    [25] Jürgen Dix. Strategic abilities of agents. In Sven Hartmann and Gabriele Kern-Isberner, editors, Proceedings of the Fifth Conference on Foundations of Information and Knowledge Systems (FOIKS ’08), volume 4932 of Lecture Notes in Computer Science, page 7, Pisa, Italy, February 2008. Springer.

    [26] Jürgen Dix, C. Chesnevar, F. Stolzenburg, and G. Simari. Relating Defeasible and Normal Logic Programming through Transformation Properties. Theoretical Computer Science, 290(1):499–529, 2002.

    [27] Jürgen Dix and Michael Fisher. Where Logic and Agents meet. Annals of Mathematics and Artificial Intelligence, 61(1):15–28, 2011.

    [28] Jürgen Dix and Michael Fisher. Chapter 14: Verifying Multi-Agent Systems. In Gerhard Weiss, editor, Multiagent systems, pages 641–693. MIT-Press, 2013.

    [29] Jürgen Dix, Koen V. Hindriks, Brian Logan, and Wayne Wobcke. Engineering multi-agent systems (dagstuhl seminar 12342). Dagstuhl Reports, 2(8):74–98, 2012.

    [30] Jürgen Dix, Wojtek Jamroga, and Dov Samet.
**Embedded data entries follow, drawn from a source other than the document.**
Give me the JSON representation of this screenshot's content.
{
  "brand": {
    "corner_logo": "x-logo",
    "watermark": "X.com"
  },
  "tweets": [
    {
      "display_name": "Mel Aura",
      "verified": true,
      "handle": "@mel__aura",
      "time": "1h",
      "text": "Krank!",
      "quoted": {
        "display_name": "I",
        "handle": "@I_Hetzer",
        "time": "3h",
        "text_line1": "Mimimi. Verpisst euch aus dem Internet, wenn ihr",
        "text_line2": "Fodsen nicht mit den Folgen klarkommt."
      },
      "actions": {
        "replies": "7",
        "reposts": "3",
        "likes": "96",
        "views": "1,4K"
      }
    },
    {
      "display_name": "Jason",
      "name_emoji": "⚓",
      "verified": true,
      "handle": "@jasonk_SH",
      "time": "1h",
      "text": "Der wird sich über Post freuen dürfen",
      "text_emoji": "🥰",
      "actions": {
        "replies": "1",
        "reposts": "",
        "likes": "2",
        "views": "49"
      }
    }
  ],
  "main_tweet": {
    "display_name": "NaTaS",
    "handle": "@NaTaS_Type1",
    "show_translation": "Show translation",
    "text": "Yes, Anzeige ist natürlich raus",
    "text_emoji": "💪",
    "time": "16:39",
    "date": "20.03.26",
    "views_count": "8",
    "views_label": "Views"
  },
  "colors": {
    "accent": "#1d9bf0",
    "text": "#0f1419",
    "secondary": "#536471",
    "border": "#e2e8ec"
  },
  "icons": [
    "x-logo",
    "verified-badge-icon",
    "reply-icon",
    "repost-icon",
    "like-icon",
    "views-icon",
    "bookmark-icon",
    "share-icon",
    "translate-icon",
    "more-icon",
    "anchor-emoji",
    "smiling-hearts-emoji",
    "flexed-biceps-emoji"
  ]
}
Reasoning about Interaction: From Game Theory to Logic and Back (Dagstuhl Seminar 11101). Dagstuhl Reports, 1(3):1–18, 2011.

    [31] Jürgen Dix, Simon Parsons, Henry Prakken, and Guillermo Simari. Dagstuhl manifesto. Informatik Spektrum, 32(1):70–81, 2009.
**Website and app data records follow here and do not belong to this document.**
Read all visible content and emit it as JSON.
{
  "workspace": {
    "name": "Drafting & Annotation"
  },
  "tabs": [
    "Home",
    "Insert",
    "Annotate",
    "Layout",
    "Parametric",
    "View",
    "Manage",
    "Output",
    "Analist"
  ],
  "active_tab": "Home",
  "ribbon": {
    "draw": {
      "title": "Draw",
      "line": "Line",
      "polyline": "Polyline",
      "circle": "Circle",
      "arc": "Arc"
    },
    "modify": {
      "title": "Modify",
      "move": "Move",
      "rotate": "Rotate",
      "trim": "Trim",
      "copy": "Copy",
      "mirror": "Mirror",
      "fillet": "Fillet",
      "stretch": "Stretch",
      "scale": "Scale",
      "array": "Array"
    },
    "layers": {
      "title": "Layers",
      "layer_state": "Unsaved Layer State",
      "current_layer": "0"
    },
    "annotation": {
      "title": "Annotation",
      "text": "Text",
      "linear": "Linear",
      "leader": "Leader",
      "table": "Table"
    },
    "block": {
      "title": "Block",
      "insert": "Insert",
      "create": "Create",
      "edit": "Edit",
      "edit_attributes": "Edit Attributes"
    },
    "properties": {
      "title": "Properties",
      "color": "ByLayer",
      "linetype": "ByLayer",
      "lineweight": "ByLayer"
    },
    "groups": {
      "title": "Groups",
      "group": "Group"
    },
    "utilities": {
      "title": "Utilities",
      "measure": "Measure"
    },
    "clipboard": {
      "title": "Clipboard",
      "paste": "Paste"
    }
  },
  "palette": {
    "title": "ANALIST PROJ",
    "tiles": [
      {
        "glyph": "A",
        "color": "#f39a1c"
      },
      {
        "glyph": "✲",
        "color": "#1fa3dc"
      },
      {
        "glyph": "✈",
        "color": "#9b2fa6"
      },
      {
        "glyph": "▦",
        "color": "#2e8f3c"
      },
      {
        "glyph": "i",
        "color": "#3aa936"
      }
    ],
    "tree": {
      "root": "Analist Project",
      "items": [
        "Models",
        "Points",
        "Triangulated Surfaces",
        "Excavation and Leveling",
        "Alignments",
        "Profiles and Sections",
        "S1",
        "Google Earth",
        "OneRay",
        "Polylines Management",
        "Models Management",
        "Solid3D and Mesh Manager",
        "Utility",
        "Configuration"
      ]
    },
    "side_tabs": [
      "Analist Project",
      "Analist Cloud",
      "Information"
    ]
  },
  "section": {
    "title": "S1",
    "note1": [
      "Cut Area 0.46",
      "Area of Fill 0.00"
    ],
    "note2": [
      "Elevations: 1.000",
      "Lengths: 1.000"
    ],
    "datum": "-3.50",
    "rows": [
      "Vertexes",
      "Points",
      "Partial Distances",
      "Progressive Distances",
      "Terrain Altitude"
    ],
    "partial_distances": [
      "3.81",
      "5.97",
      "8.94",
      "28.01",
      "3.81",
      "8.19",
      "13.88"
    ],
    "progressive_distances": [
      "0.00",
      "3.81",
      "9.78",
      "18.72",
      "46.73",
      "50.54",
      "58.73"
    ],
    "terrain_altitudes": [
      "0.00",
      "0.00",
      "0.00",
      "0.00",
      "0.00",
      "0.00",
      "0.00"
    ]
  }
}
    [32] Jürgen Dix, Simon Parsons, Henry Prakken, and Guillermo Ricardo Simari. Research challenges for argumentation. Computer Science - R&D, 23(1):27–34, 2009.
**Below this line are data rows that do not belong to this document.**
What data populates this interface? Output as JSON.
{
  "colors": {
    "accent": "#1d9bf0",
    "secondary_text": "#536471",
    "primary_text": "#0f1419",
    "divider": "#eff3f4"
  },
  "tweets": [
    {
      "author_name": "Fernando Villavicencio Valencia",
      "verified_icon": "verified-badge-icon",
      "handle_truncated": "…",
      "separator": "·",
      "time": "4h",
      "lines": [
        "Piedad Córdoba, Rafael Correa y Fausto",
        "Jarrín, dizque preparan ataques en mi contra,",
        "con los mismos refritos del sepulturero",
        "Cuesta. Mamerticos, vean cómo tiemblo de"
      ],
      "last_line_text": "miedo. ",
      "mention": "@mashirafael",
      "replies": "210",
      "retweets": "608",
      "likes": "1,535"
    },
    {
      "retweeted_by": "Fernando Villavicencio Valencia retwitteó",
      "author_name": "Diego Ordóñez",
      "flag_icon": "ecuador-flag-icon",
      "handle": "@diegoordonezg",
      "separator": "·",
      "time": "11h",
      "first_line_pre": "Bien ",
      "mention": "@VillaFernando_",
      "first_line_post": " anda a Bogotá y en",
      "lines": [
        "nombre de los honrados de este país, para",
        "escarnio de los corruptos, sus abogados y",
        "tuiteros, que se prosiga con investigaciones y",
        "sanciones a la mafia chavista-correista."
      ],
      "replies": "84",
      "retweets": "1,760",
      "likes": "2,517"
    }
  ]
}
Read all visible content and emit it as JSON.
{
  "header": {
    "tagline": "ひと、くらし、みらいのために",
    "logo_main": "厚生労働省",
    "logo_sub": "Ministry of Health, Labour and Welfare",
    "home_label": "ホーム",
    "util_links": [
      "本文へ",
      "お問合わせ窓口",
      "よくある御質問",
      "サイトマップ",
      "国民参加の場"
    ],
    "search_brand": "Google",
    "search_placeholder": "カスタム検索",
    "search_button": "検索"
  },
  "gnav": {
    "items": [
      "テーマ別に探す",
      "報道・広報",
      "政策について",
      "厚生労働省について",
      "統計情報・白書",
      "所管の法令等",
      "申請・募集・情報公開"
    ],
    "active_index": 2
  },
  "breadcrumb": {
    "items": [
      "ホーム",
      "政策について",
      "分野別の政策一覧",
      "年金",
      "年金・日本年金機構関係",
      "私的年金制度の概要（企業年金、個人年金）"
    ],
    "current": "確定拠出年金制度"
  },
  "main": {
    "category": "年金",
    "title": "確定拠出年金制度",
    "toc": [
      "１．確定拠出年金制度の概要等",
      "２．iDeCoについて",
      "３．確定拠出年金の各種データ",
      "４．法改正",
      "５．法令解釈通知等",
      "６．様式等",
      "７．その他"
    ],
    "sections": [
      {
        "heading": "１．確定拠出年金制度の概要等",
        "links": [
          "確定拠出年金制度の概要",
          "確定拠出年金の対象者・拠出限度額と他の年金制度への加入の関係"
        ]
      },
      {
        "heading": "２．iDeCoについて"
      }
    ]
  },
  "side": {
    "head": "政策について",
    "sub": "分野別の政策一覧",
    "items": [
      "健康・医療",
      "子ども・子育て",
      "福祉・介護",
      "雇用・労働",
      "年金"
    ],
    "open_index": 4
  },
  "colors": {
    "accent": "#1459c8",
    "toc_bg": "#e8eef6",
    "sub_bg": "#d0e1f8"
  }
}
    [33] Alejandro Garcia, Jürgen Dix, and Guillermo Simari. Argument-based logic programming. In Iyad Rahwani and Guillermo Simari, editors, Argumentation in Artificial Intelligence, pages 153–171. Springer, Berlin, 2009.

    [34] Juan C. Guadarrama. Implementing knowledge update sequences. In Alexander Gelbukh and Angel Kuri Morales, editors, MICAI 2007: Advances in Artificial Intelligence, volume 4827 of Lecture Notes in Computer Science, pages 1–8, Aguascalientes, Mexico, November 2007. Springer.

    [35] Juan C. Guadarrama. Maintaining knowledge bases at the object level. In Patrick Kellenberger, editor, Special Session of the 6th International MICAI Conference, Aguascalientes, Mexico, November 2007. IEEE Computer Society.

    [36] Juan Carlos Acosta Guadarrama. Update operation in asp revisited. Technical Report IfI-0812, Clausthal University of Technology, December 2008.

    [37] Koen Hindriks and Jürgen Dix. Goal: A multi-agent programming language applied to an exploration game. In Onn Shehory and Arnon Sturm, editors, Research Directions Agent-Oriented Software Engineering, pages 112–136. Springer, 2013.

    [38] W. Jamroga. Easy yet hard: Model checking strategies of agents. In Proceedings of CLIMA IX, pages 3–12, 2008.

    [39] W. Jamroga. A temporal logic for Markov chains. In L. Padgham, D. Parkes, J. Müller, and S. Parsons, editors, Proceedings of AAMAS’08, pages 697–704. IFAAMAS, 2008.

    [40] W. Jamroga and T.  ̊Agotnes. What agents can achieve under incomplete information. In Proceedings of AAMAS’06, pages 232–234, Hakodate, Japan, May 2006. ACM Press. Short paper.

    [41] W. Jamroga and J. Dix. Do agents make model checking explode (computationally)? In M. Pechoucek, P. Petta, and L. Z. Varga, editors, Multi-Agent Systems and Applications IV (CEEMAS 2005), volume 3690 of Lecture Notes in Computer Science, pages 398–407. Springer, 2005.

    [42] W. Jamroga and J. Dix. Turning game models turn-based for model checking properties of agents. In Katja Verbeeck, Karl Tuyls, Ann Nowé, Bernard Manderick, and Bart Kuijpers, editors, Proceedings of the 17th Belgian-Dutch Conference on Artificial Intelligence (BNAIC’05), pages 143–150, 2005.

    [43] W. Jamroga and J. Dix. Model checking abilities under incomplete information is indeed delta2-complete. In A. Omicini, B. Dunin-Keplicz, and J. Padget, editors, Proceedings of EUMAS’06, Lisbon, Portugal, December 2006.

    [44] Wojciech Jamroga and Jürgen Dix. Model checking abilities of agents: A closer look. Theory of Computing Systems, 42(3):366–410, 2008.

    [45] Michael Köster and Peter Lohmann. Abstraction for model checking modular interpreted systems over atl. In Louise Dennis, Olivier Boissier, and Rafael Bordini, editors, Programming Multi-Agent Systems, volume 7217 of Lecture Notes in Computer Science, pages 95–113. Springer Berlin / Heidelberg, 2012. 10.1007/978-3-642-31915-06.